(Petaling Jaya, Friday): DAP calls on the Cabinet to reconsider the government decision not to allow the International Monetary Fund (IMF) to publish its report on Malaysia to show a new openness, accountability and transparency in Malaysian governance.
When asked yesterday whether the government would allow the IMF to publish its report on Malaysia, the Prime Minister, Datuk Seri Dr. Mahathir Mohamad said he saw no necessity for the report to be published.
He said: "Well, they (the IMF) have come, they have given their reports, the Ministry of Finance has read them, I don’t see why we should publicise anything. IMF’s Mr. Camdessus (its managing director) and the rest have already made their statements and they feel that we are doing the right thing."

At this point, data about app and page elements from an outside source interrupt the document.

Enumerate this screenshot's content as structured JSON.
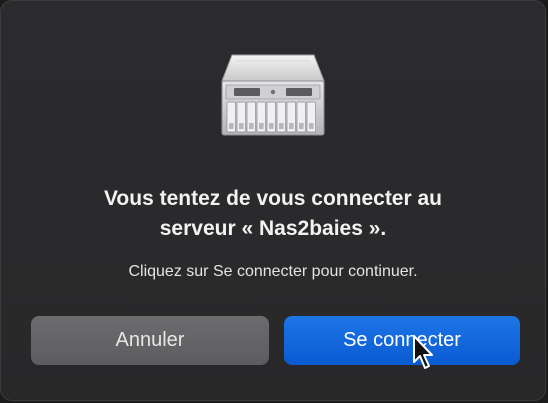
{
  "dialog": {
    "icon": "server-icon",
    "title_line1": "Vous tentez de vous connecter au",
    "title_line2": "serveur « Nas2baies ».",
    "message": "Cliquez sur Se connecter pour continuer."
  },
  "buttons": {
    "cancel_label": "Annuler",
    "connect_label": "Se connecter"
  },
  "colors": {
    "accent": "#0a5ad1",
    "background": "#2a2a2c"
  }
}
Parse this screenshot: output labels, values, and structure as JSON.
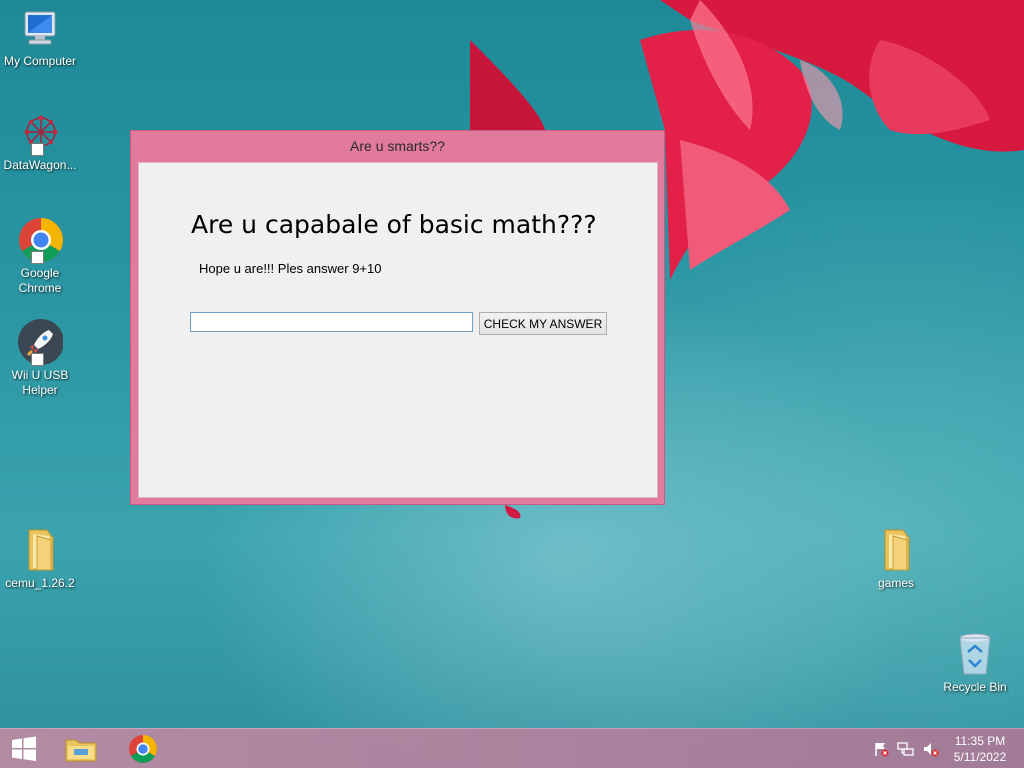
{
  "desktop": {
    "icons": [
      {
        "label": "My Computer",
        "icon": "computer-icon"
      },
      {
        "label": "DataWagon...",
        "icon": "datawagon-icon"
      },
      {
        "label": "Google Chrome",
        "icon": "chrome-icon"
      },
      {
        "label": "Wii U USB Helper",
        "icon": "rocket-icon"
      },
      {
        "label": "cemu_1.26.2",
        "icon": "folder-icon"
      },
      {
        "label": "games",
        "icon": "folder-icon"
      },
      {
        "label": "Recycle Bin",
        "icon": "recycle-bin-icon"
      }
    ]
  },
  "window": {
    "title": "Are u smarts??",
    "heading": "Are u capabale of basic math???",
    "subtext": "Hope u are!!! Ples answer 9+10",
    "input_value": "",
    "button_label": "CHECK MY ANSWER"
  },
  "taskbar": {
    "buttons": [
      {
        "icon": "windows-start-icon"
      },
      {
        "icon": "file-explorer-icon"
      },
      {
        "icon": "chrome-icon"
      }
    ],
    "tray": [
      {
        "icon": "action-center-flag-icon"
      },
      {
        "icon": "network-icon"
      },
      {
        "icon": "volume-muted-icon"
      }
    ],
    "time": "11:35 PM",
    "date": "5/11/2022"
  },
  "colors": {
    "window_frame": "#e27a9c",
    "taskbar": "#b98aa5",
    "wallpaper": "#2b96a3"
  }
}
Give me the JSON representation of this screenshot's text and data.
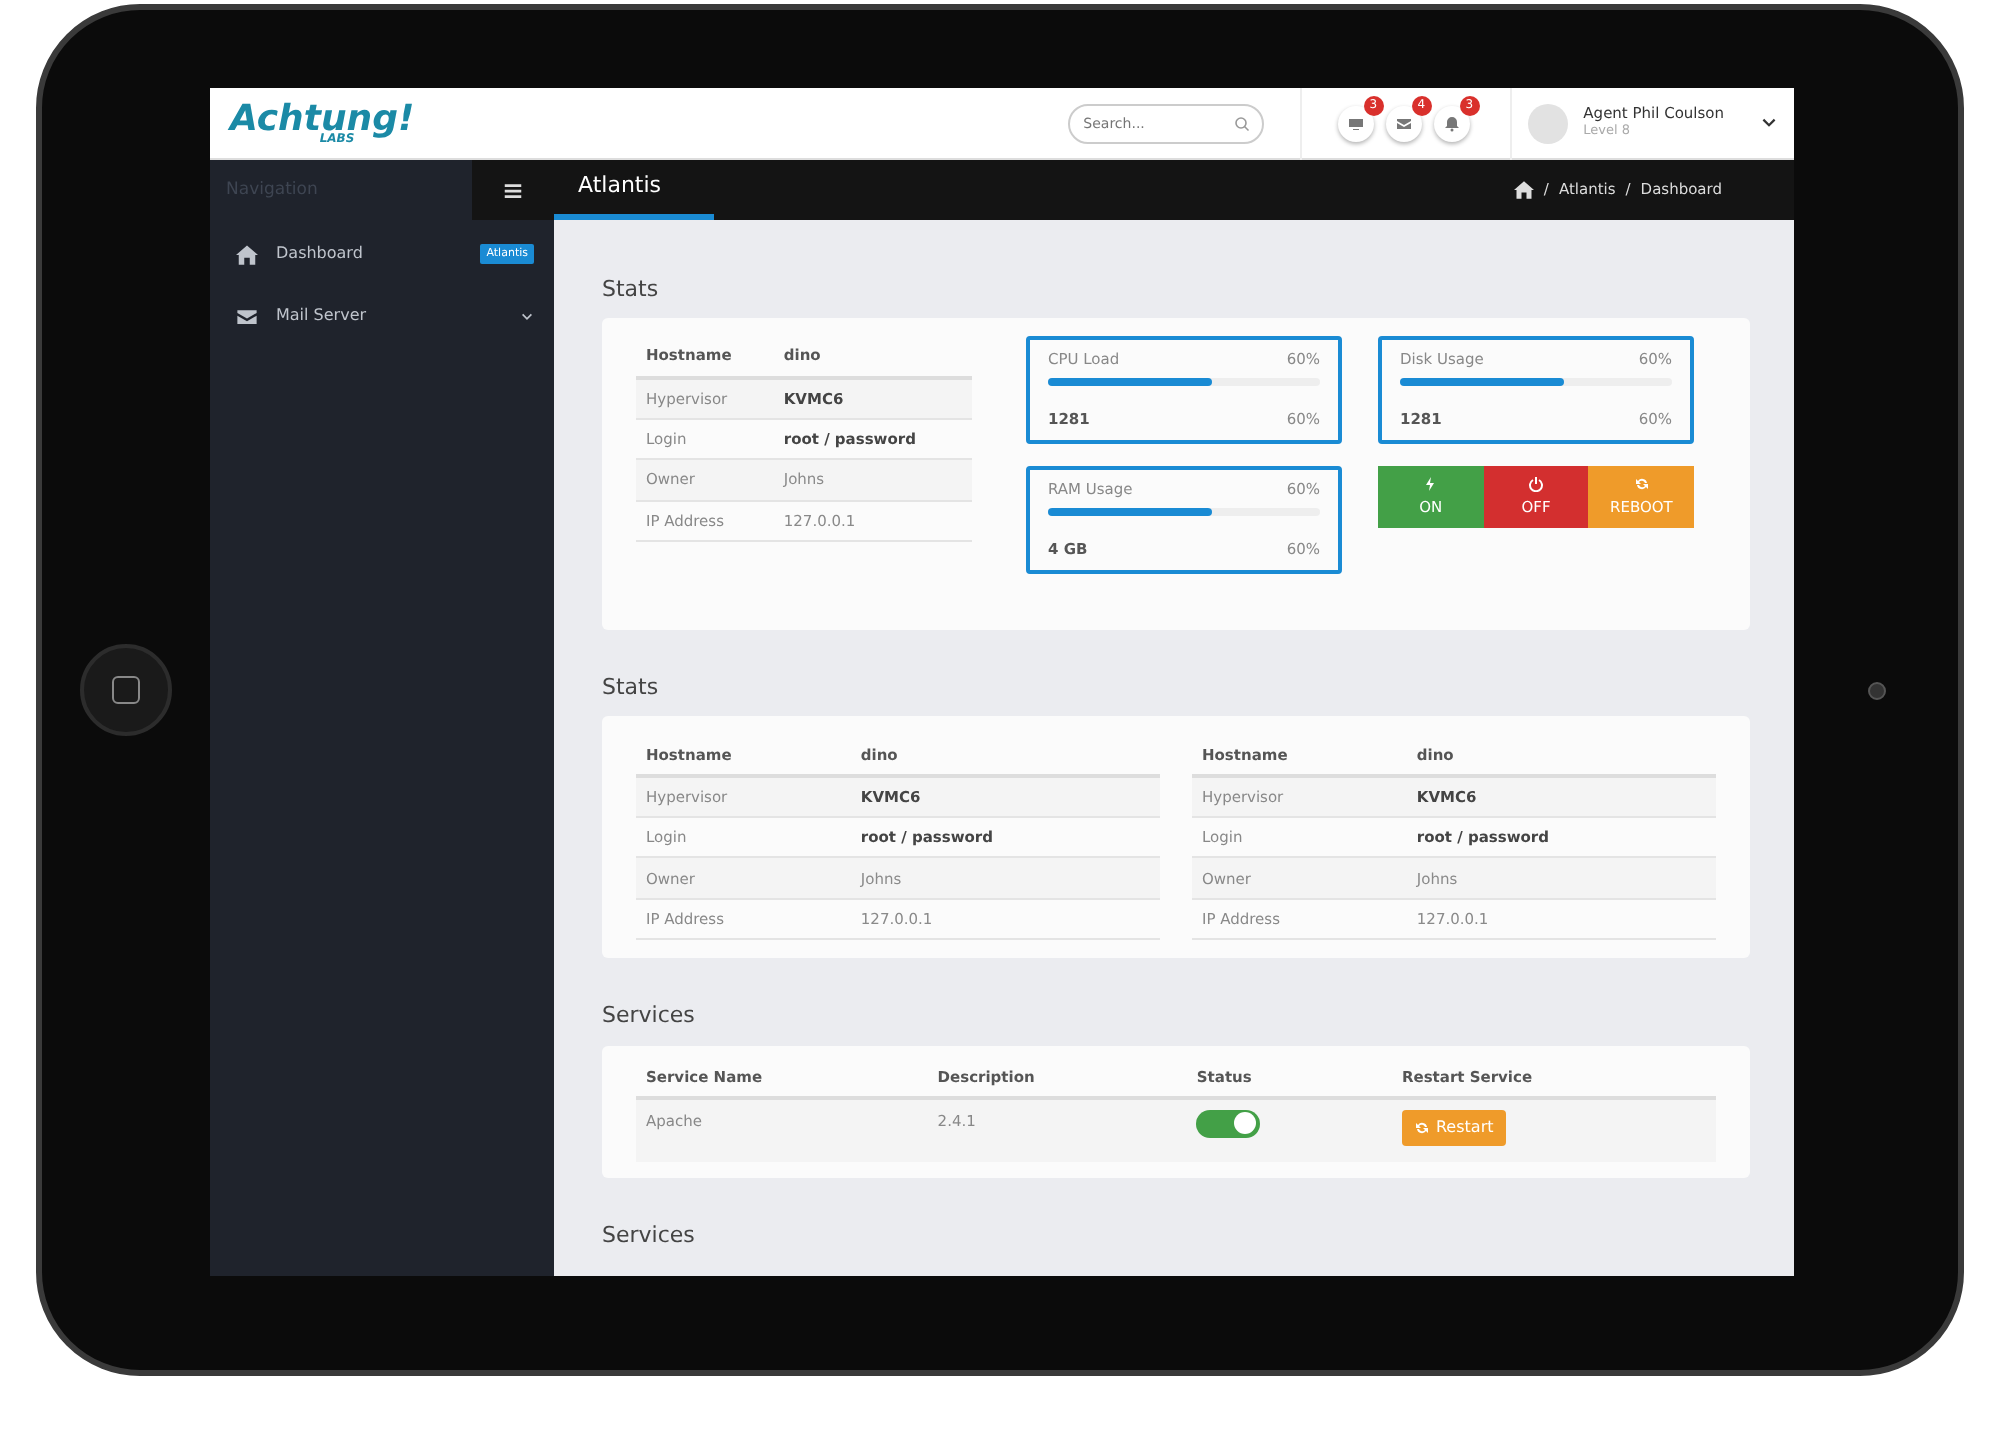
{
  "header": {
    "logo": {
      "text": "Achtung!",
      "sub": "LABS"
    },
    "search": {
      "placeholder": "Search..."
    },
    "notifications": [
      {
        "kind": "screen",
        "count": "3"
      },
      {
        "kind": "mail",
        "count": "4"
      },
      {
        "kind": "bell",
        "count": "3"
      }
    ],
    "user": {
      "name": "Agent Phil Coulson",
      "level": "Level 8"
    }
  },
  "sidebar": {
    "title": "Navigation",
    "items": [
      {
        "kind": "home",
        "label": "Dashboard",
        "badge": "Atlantis",
        "expandable": false
      },
      {
        "kind": "mail",
        "label": "Mail Server",
        "expandable": true
      }
    ]
  },
  "topbar": {
    "title": "Atlantis",
    "separator": "/",
    "breadcrumb": [
      "Atlantis",
      "Dashboard"
    ]
  },
  "sections": [
    {
      "kind": "overview",
      "title": "Stats",
      "table": [
        {
          "label": "Hostname",
          "value": "dino",
          "header": true,
          "bold_value": true
        },
        {
          "label": "Hypervisor",
          "value": "KVMC6",
          "header": false,
          "bold_value": true
        },
        {
          "label": "Login",
          "value": "root / password",
          "header": false,
          "bold_value": true
        },
        {
          "label": "Owner",
          "value": "Johns",
          "header": false,
          "bold_value": false
        },
        {
          "label": "IP Address",
          "value": "127.0.0.1",
          "header": false,
          "bold_value": false
        }
      ],
      "meters": [
        {
          "label": "CPU Load",
          "reading": "60%",
          "level": 0.6,
          "value": "1281",
          "value_reading": "60%"
        },
        {
          "label": "Disk Usage",
          "reading": "60%",
          "level": 0.6,
          "value": "1281",
          "value_reading": "60%"
        },
        {
          "label": "RAM Usage",
          "reading": "60%",
          "level": 0.6,
          "value": "4 GB",
          "value_reading": "60%"
        }
      ],
      "power_buttons": [
        {
          "kind": "on",
          "label": "ON"
        },
        {
          "kind": "off",
          "label": "OFF"
        },
        {
          "kind": "reboot",
          "label": "REBOOT"
        }
      ]
    },
    {
      "kind": "tables",
      "title": "Stats",
      "tables": [
        [
          {
            "label": "Hostname",
            "value": "dino",
            "header": true,
            "bold_value": true
          },
          {
            "label": "Hypervisor",
            "value": "KVMC6",
            "header": false,
            "bold_value": true
          },
          {
            "label": "Login",
            "value": "root / password",
            "header": false,
            "bold_value": true
          },
          {
            "label": "Owner",
            "value": "Johns",
            "header": false,
            "bold_value": false
          },
          {
            "label": "IP Address",
            "value": "127.0.0.1",
            "header": false,
            "bold_value": false
          }
        ],
        [
          {
            "label": "Hostname",
            "value": "dino",
            "header": true,
            "bold_value": true
          },
          {
            "label": "Hypervisor",
            "value": "KVMC6",
            "header": false,
            "bold_value": true
          },
          {
            "label": "Login",
            "value": "root / password",
            "header": false,
            "bold_value": true
          },
          {
            "label": "Owner",
            "value": "Johns",
            "header": false,
            "bold_value": false
          },
          {
            "label": "IP Address",
            "value": "127.0.0.1",
            "header": false,
            "bold_value": false
          }
        ]
      ]
    },
    {
      "kind": "services",
      "title": "Services",
      "columns": [
        "Service Name",
        "Description",
        "Status",
        "Restart Service"
      ],
      "rows": [
        {
          "name": "Apache",
          "description": "2.4.1",
          "on": true,
          "button": "Restart"
        }
      ]
    },
    {
      "kind": "heading",
      "title": "Services"
    }
  ]
}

The government’s refusal to give permission to IMF to publish its report on Malaysia has mystified Malaysians, who would want to know what the government is trying to hide from the people. Is it because the IMF report contained portions which would be unflattering for Malaysia despite Camdessus’ favourable public comments?
The IMF’s World Economic Outlook 1998 released in Washington early this week, for instance, disagreed with Mahathir with regard to the causes of the Asian economic crisis, pointing out that they were mainly domestic although there were also external factors.
The key domestic factors causing the Asian economic crisis highlighted by the IMF, and virtually ignored by Mahathir in the past 10 months, were:
The IMF World Economic Outlook 1998 also contained a section on the study on the role of the hedge funds in the Asian currency crisis in response to the charges by Mahathir and the Malaysian Government’s request that IMF study the matter. The IMF came out with the conclusion that there was no compelling evidence that hedge funds were the driving cause for the devaluation of Asian currencies.